Nanzenji Harada- Back to basics



This wee new restaurant in Nanzenji, Kyoto popped up on my radar earlier this year, ”oooooo pretty”, I thought. Alas, COVID happened and dining at a restaurant became an afterthought. 6 months later, the restaurant popped back on to my radar so I decided to pay it a visit for some work research. To be honest, I didn’t know what to expect since their Instagram page has no photos, their website has limited information, and none of my friends had ever visited the place. On top of that, even just to book a reservation I had to ask a trusted contact because their phone line was no longer in use, but this only made me more curious about the place. This, and also looking at their few  photos on their website, the restaurant looked very pretty. My gut trusted that it’s “immaculate and sensitive design” translated to ”good food”.   So 6 months later, here I was at Harada-san’s small and mysterious restaurant that sits between two major temples in Kyoto – Nanzenji and Ginkakuji. Harada-san greeted us at the front door, a gentleman with a bow-tie, very friendly. Harada-san had been a chef for over 20 years, trained in French and Vietnamese cooking, and had just recently moved to Kyoto from Shizuoka to open his restaurant. At this point, I still didn’t know what kind of food I was going to be eating.   I went in with a very empty stomach just in case this lunch was going to be a feast. ”Please don’t think of this place as a restaurant, please think of it as some sort of experimental dining”, he said. ”Oh great”, I thought, ”I’m not even going to get to eat”. Luckily what he meant by ”experiment” was that he had created a dining experience that takes everything “back to basics” – creating dishes only using dashi (stock made from kelp and bonito).   No soy sauce, salt, pepper, mirin – nothing. I was happy that we were going to be dining on actual food but skeptical that a course meal created only with dashi was really going to hit the spot. But that’s exactly what he did – he hit the spot many times with nearly 20 dishes made only from dashi.   From seasonal vegetables to the Oyakodon finale, everything was beautifully cultivated and surprisingly full of taste. Kyoto people are known to favour lightly flavoured food, so having Kyoto blood running through me, I was very used to enjoying my food in its natural state. For those who like a little bit more kick or spice, Harada-san also provides salt and sansho pepper on the side.   I intentionally didn’t include any food photos because just like Harada-san, I wanted to remain a little mysterious so you can be surprised when you dine at his restaurant. Instead, I wanted to show you the beautiful space that initially drew me in which was designed by the architectural firm, Drawers.   This is a restaurant I recommend if you like to taste the goodness and delicacy of natural ingredients. People who like going back to basics. If you like copious amounts of flavour (no judgement at all), this is not the place for you. I’ll make sure to add a ramen restaurant next time for my friends who love a whole lot of flavour and kick.   Words: Sara Aiko Photos: Sara Aiko   Nanzenji Harada:
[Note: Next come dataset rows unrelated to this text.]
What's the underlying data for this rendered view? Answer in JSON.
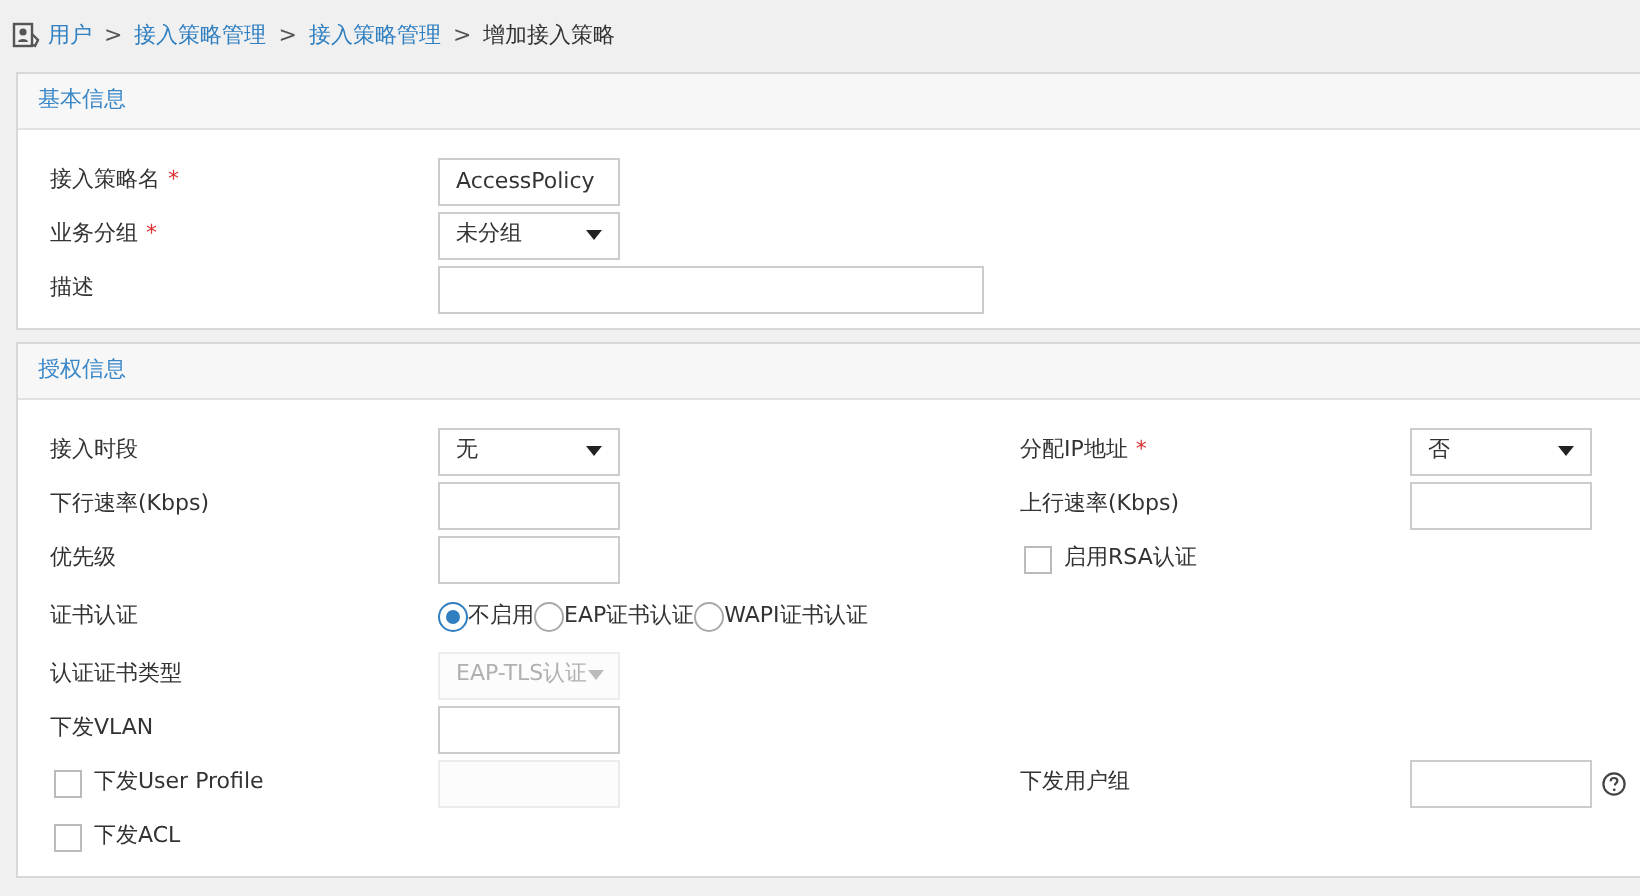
{
  "breadcrumb": {
    "separator": ">",
    "items": [
      {
        "text": "用户",
        "link": true
      },
      {
        "text": "接入策略管理",
        "link": true
      },
      {
        "text": "接入策略管理",
        "link": true
      },
      {
        "text": "增加接入策略",
        "link": false
      }
    ]
  },
  "sections": [
    {
      "title": "基本信息",
      "rows": [
        {
          "left": {
            "kind": "field",
            "label": "接入策略名",
            "required_mark": "*",
            "control": {
              "kind": "input",
              "value": "AccessPolicy",
              "disabled": false
            }
          }
        },
        {
          "left": {
            "kind": "field",
            "label": "业务分组",
            "required_mark": "*",
            "control": {
              "kind": "select",
              "value": "未分组",
              "disabled": false
            }
          }
        },
        {
          "left": {
            "kind": "field",
            "label": "描述",
            "control": {
              "kind": "wide-input",
              "disabled": false
            }
          }
        }
      ]
    },
    {
      "title": "授权信息",
      "rows": [
        {
          "left": {
            "kind": "field",
            "label": "接入时段",
            "control": {
              "kind": "select",
              "value": "无",
              "disabled": false
            }
          },
          "right": {
            "kind": "field",
            "label": "分配IP地址",
            "required_mark": "*",
            "control": {
              "kind": "select",
              "value": "否",
              "disabled": false
            }
          }
        },
        {
          "left": {
            "kind": "field",
            "label": "下行速率(Kbps)",
            "control": {
              "kind": "input",
              "disabled": false
            }
          },
          "right": {
            "kind": "field",
            "label": "上行速率(Kbps)",
            "control": {
              "kind": "input",
              "disabled": false
            }
          }
        },
        {
          "left": {
            "kind": "field",
            "label": "优先级",
            "control": {
              "kind": "input",
              "disabled": false
            }
          },
          "right": {
            "kind": "checkbox",
            "label": "启用RSA认证",
            "checked": false
          }
        },
        {
          "left": {
            "kind": "field",
            "label": "证书认证",
            "control": {
              "kind": "radios",
              "options": [
                {
                  "label": "不启用",
                  "selected": true
                },
                {
                  "label": "EAP证书认证",
                  "selected": false
                },
                {
                  "label": "WAPI证书认证",
                  "selected": false
                }
              ]
            }
          }
        },
        {
          "left": {
            "kind": "field",
            "label": "认证证书类型",
            "control": {
              "kind": "select",
              "value": "EAP-TLS认证",
              "disabled": true
            }
          }
        },
        {
          "left": {
            "kind": "field",
            "label": "下发VLAN",
            "control": {
              "kind": "input",
              "disabled": false
            }
          }
        },
        {
          "left": {
            "kind": "checkbox",
            "label": "下发User Profile",
            "checked": false,
            "control": {
              "kind": "input",
              "disabled": true
            }
          },
          "right": {
            "kind": "field",
            "label": "下发用户组",
            "help": true,
            "control": {
              "kind": "input",
              "disabled": false
            }
          }
        },
        {
          "left": {
            "kind": "checkbox",
            "label": "下发ACL",
            "checked": false
          }
        }
      ]
    }
  ]
}
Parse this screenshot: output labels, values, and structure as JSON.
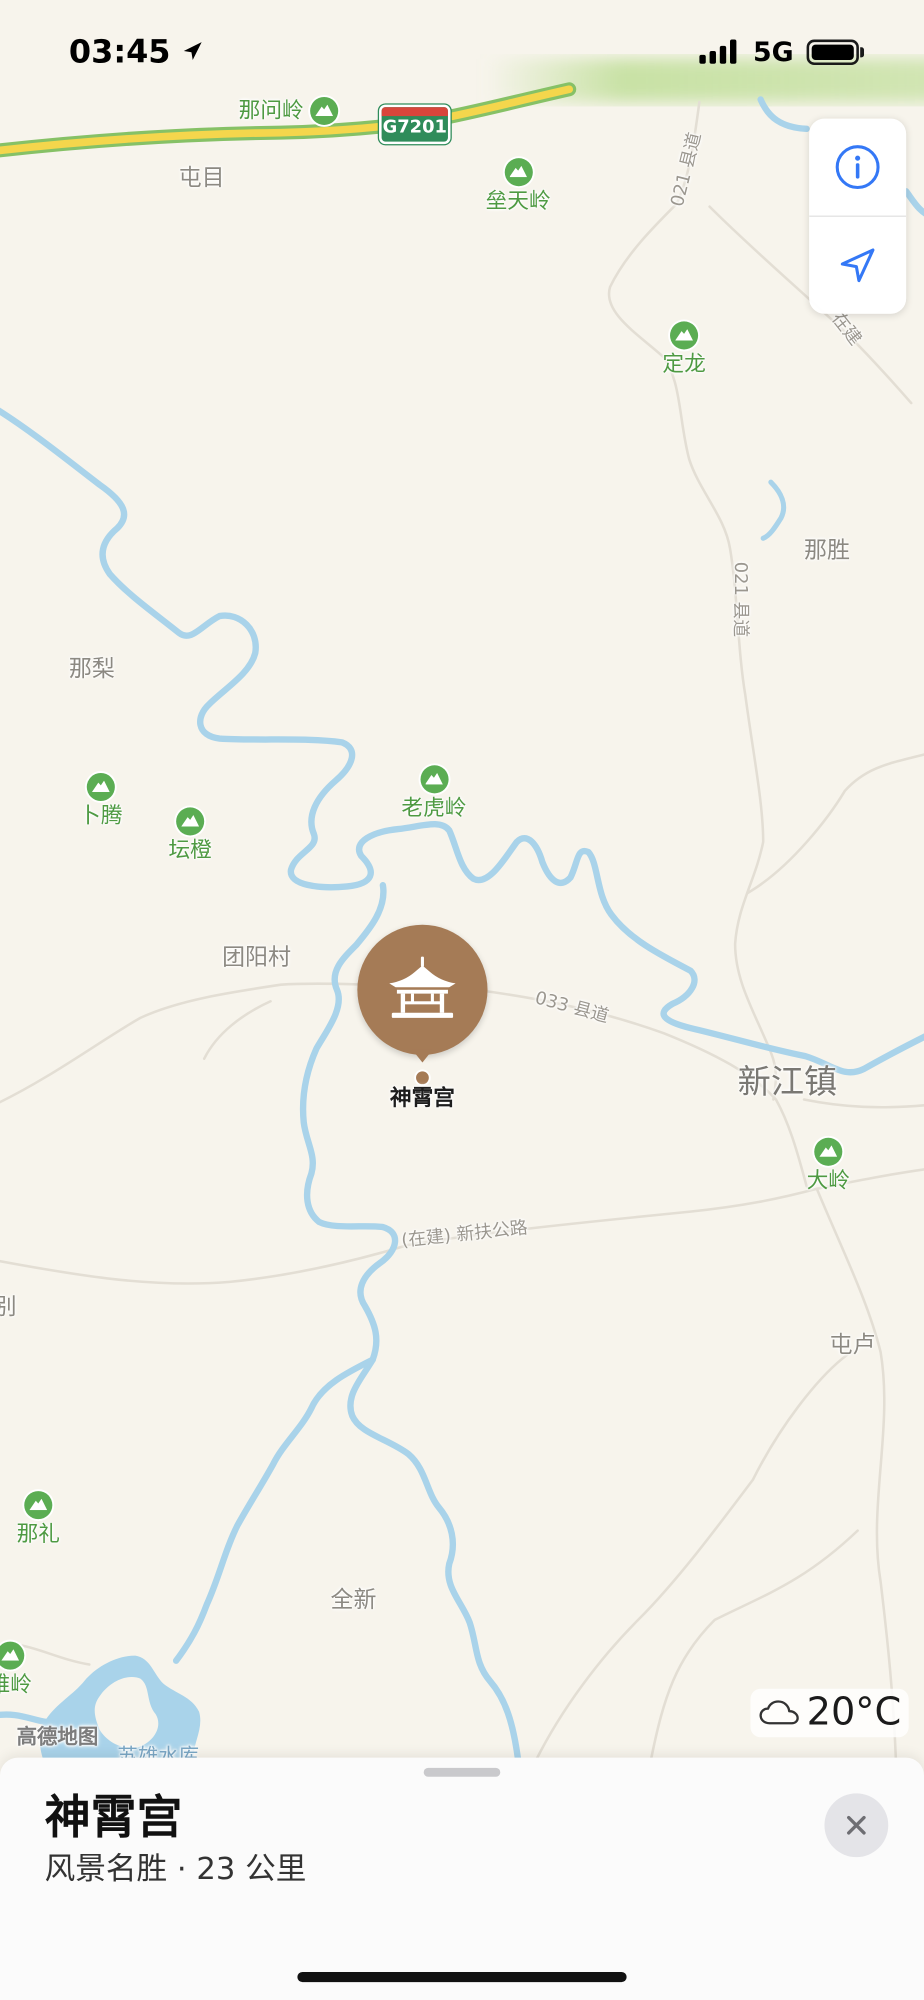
{
  "status_bar": {
    "time": "03:45",
    "network": "5G",
    "icons": [
      "location-arrow-icon",
      "signal-bars-icon",
      "battery-icon"
    ]
  },
  "map": {
    "highway_shield": "G7201",
    "peaks": [
      "那问岭",
      "垒天岭",
      "定龙",
      "卜腾",
      "坛橙",
      "老虎岭",
      "大岭",
      "那礼",
      "雉岭"
    ],
    "places": [
      "屯目",
      "那胜",
      "那梨",
      "团阳村",
      "屯卢",
      "全新",
      "别"
    ],
    "town": "新江镇",
    "roads": [
      "021 县道",
      "021 县道",
      "033 县道",
      "(在建) 新扶公路",
      "在建"
    ],
    "water": [
      "苏雄水库"
    ],
    "attribution": "高德地图",
    "colors": {
      "land": "#f7f4ec",
      "water": "#a9d3ea",
      "peak": "#4e9a42",
      "highway": "#f4d64c",
      "road": "#e3ded4"
    }
  },
  "map_controls": {
    "info_icon": "info-icon",
    "locate_icon": "location-arrow-icon"
  },
  "weather": {
    "icon": "cloud-icon",
    "temperature": "20°C"
  },
  "selected_pin": {
    "icon": "pavilion-icon",
    "label": "神霄宫",
    "color": "#a57b56"
  },
  "place_sheet": {
    "title": "神霄宫",
    "subtitle": "风景名胜 · 23 公里",
    "close_icon": "close-icon"
  }
}
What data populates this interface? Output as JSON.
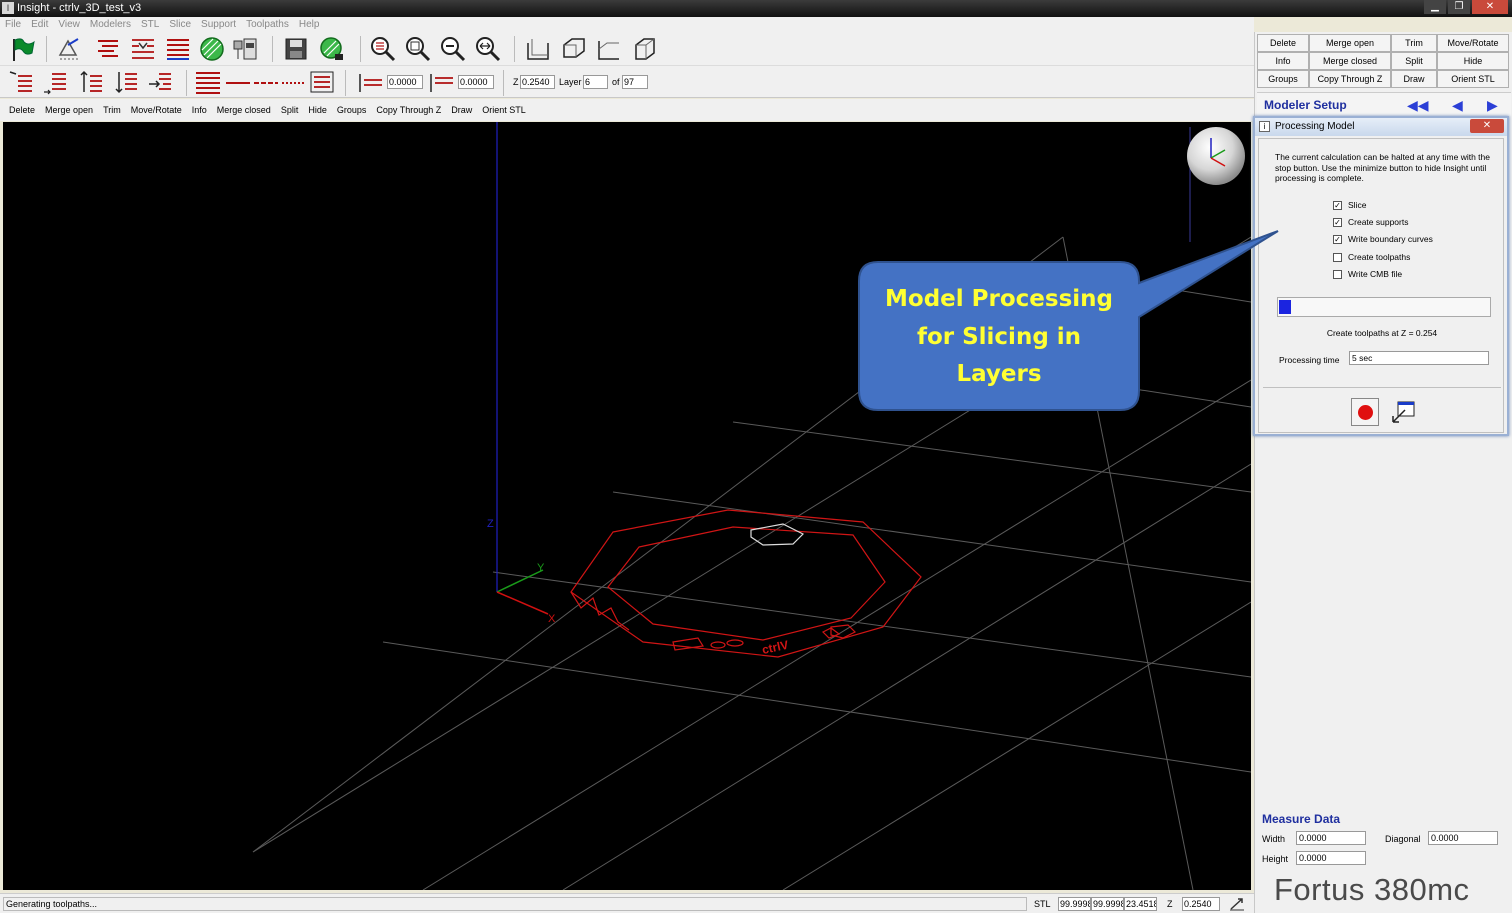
{
  "window": {
    "title": "Insight - ctrlv_3D_test_v3",
    "minimize": "▁",
    "restore": "❐",
    "close": "✕"
  },
  "menu": [
    "File",
    "Edit",
    "View",
    "Modelers",
    "STL",
    "Slice",
    "Support",
    "Toolpaths",
    "Help"
  ],
  "toolbar2": {
    "field1": "0.0000",
    "field2": "0.0000",
    "z_label": "Z",
    "z_value": "0.2540",
    "layer_label": "Layer",
    "layer_value": "6",
    "of_label": "of",
    "of_value": "97"
  },
  "commands": [
    "Delete",
    "Merge open",
    "Trim",
    "Move/Rotate",
    "Info",
    "Merge closed",
    "Split",
    "Hide",
    "Groups",
    "Copy Through Z",
    "Draw",
    "Orient STL"
  ],
  "right_panel": {
    "grid": [
      "Delete",
      "Merge open",
      "Trim",
      "Move/Rotate",
      "Info",
      "Merge closed",
      "Split",
      "Hide",
      "Groups",
      "Copy Through Z",
      "Draw",
      "Orient STL"
    ],
    "modeler_setup": "Modeler Setup"
  },
  "dialog": {
    "title": "Processing Model",
    "close": "✕",
    "description": "The current  calculation can be halted at any time with the stop button. Use  the minimize button to hide Insight until processing  is complete.",
    "options": [
      {
        "label": "Slice",
        "checked": true
      },
      {
        "label": "Create supports",
        "checked": true
      },
      {
        "label": "Write boundary curves",
        "checked": true
      },
      {
        "label": "Create toolpaths",
        "checked": false
      },
      {
        "label": "Write CMB file",
        "checked": false
      }
    ],
    "progress": 0.05,
    "status": "Create toolpaths at Z = 0.254",
    "processing_time_label": "Processing time",
    "processing_time_value": "5 sec"
  },
  "callout": {
    "line1": "Model Processing",
    "line2": "for Slicing in",
    "line3": "Layers",
    "fill": "#4472c4",
    "text_color": "#ffff33"
  },
  "measure": {
    "title": "Measure Data",
    "width_label": "Width",
    "width_value": "0.0000",
    "diagonal_label": "Diagonal",
    "diagonal_value": "0.0000",
    "height_label": "Height",
    "height_value": "0.0000"
  },
  "brand": "Fortus 380mc",
  "statusbar": {
    "message": "Generating toolpaths...",
    "mode": "STL",
    "v1": "99.9998",
    "v2": "99.9998",
    "v3": "23.4518",
    "z_label": "Z",
    "z_value": "0.2540"
  },
  "viewport": {
    "axis_z": "Z",
    "axis_y": "Y",
    "axis_x": "X",
    "model_text": "ctrlV"
  }
}
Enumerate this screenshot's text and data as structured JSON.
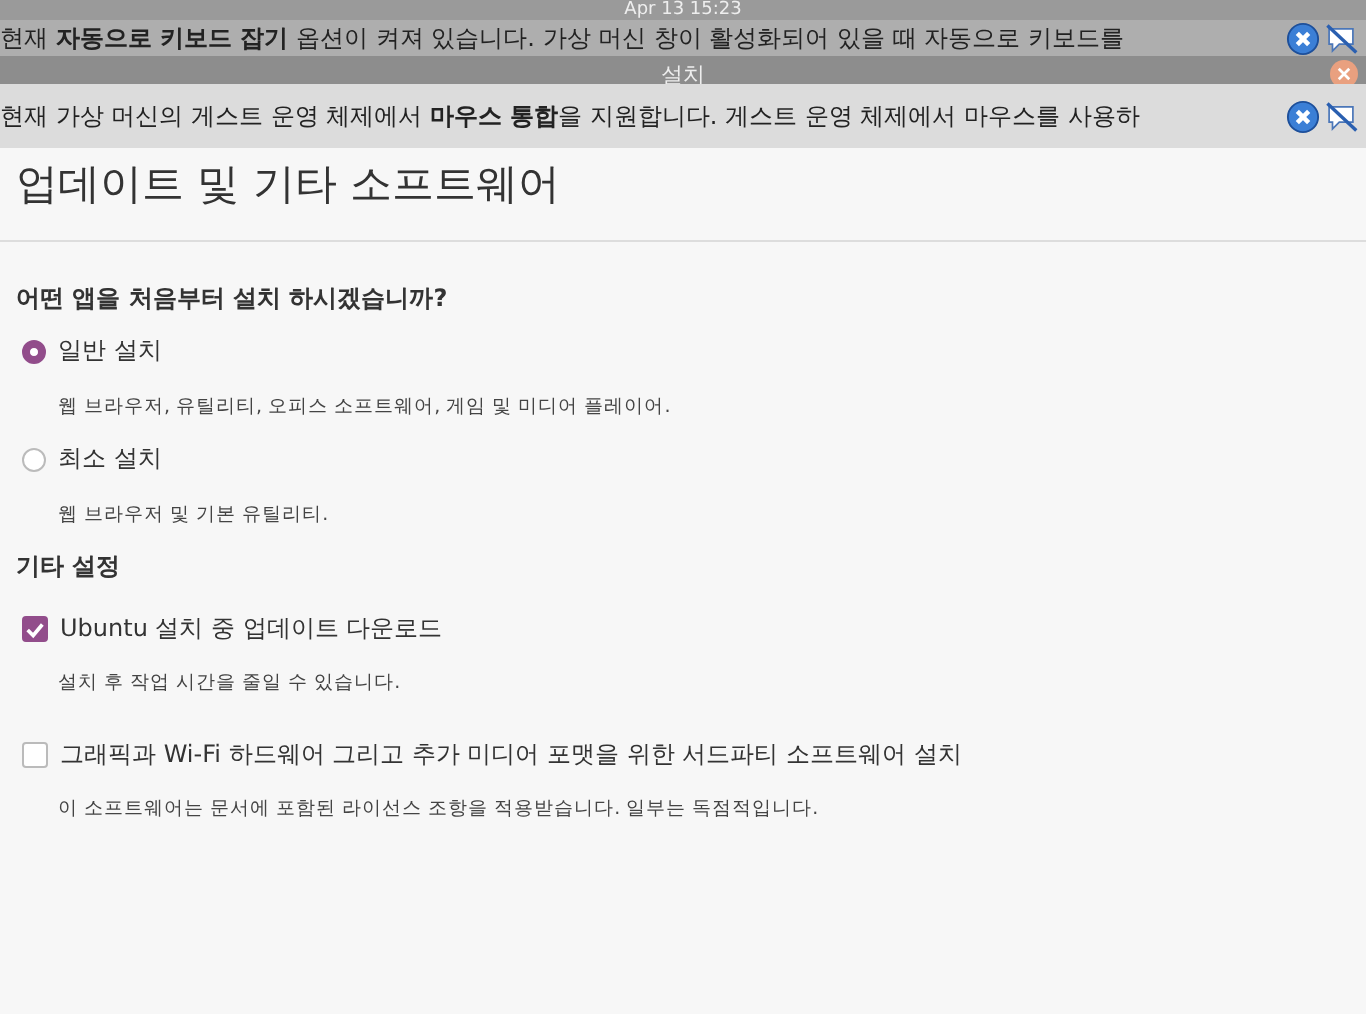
{
  "top_bar": {
    "clock": "Apr 13  15:23"
  },
  "notifications": [
    {
      "text": "현재 **자동으로 키보드 잡기** 옵션이 켜져 있습니다. 가상 머신 창이 활성화되어 있을 때 자동으로 키보드를"
    },
    {
      "text": "현재 가상 머신의 게스트 운영 체제에서 **마우스 통합**을 지원합니다. 게스트 운영 체제에서 마우스를 사용하"
    }
  ],
  "window": {
    "title": "설치"
  },
  "page": {
    "heading": "업데이트 및 기타 소프트웨어",
    "question": "어떤 앱을 처음부터 설치 하시겠습니까?",
    "install_options": [
      {
        "label": "일반 설치",
        "description": "웹 브라우저, 유틸리티, 오피스  소프트웨어, 게임 및 미디어 플레이어.",
        "selected": true
      },
      {
        "label": "최소 설치",
        "description": "웹 브라우저 및 기본 유틸리티.",
        "selected": false
      }
    ],
    "other_heading": "기타 설정",
    "other_options": [
      {
        "label": "Ubuntu 설치 중 업데이트 다운로드",
        "description": "설치 후 작업 시간을 줄일 수 있습니다.",
        "checked": true
      },
      {
        "label": "그래픽과 Wi-Fi 하드웨어 그리고 추가 미디어 포맷을 위한 서드파티 소프트웨어 설치",
        "description": "이 소프트웨어는 문서에 포함된 라이선스 조항을 적용받습니다. 일부는 독점적입니다.",
        "checked": false
      }
    ]
  }
}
Takimoto Mikiya Exhibition-Chaos 2020



This is going to be a rather short and quick post, but I wanted to make sure I got this up here before the exhibition ended. Yesterday, finally, we got to visit the annual Kyotographie exhibition. Well when I say visit, we managed to visit ONE of the many amazing photography exhibitions held under the Kyotographie umbrella courtesy of Lucielle Reyboz and Yusuke Nakanishi.   The couple mentioned to me last week that every year putting on what is the biggest photography exhibition in Japan is a challenge but this year because of the pandemic, it was an exceptionally hard (and a nightmare-ish) year… as any events/gig organizer could imagine. Usually the event is held in spring but this year it was the first year it was held in autumn. I love autumn so no complaints from me. We could imagine it would have been a nightmare to reschedule everything, one would just give up but the city is so grateful they didn’t. Thank you for brining beauty to Kyoto when we all needed it.   Of course, most of their exhibitions are thought provoking and fascinating but one that particularly caught my eye was the one held by commercial photographer Takimoto Mikiya. As well as being an active commercial photographer with a lot of his work being published in famous magazines, Takimoto still manages to find time to work on his personal work.   This time his work is titled ‘Chaos 2020’ and the theme is ‘snow’ which works perfectly with the exhibition location Myoman-ji,  as the temple is known for its beautiful snow garden in winter. The photos are all taken from a birds eye view. Some of his work reminded me of an old ink painting and some of his other work felt a bit more futuristic and ‘cosmic’.  Conclusion: I loved all of his work.   If you are located in Kyoto or Japan I definitely recommend you find the time to visit. The exhibition ends this Sunday (October 18th). For more information visit  Kyotographie  WORDS: Sara Aiko PHOTOS: Sara Aiko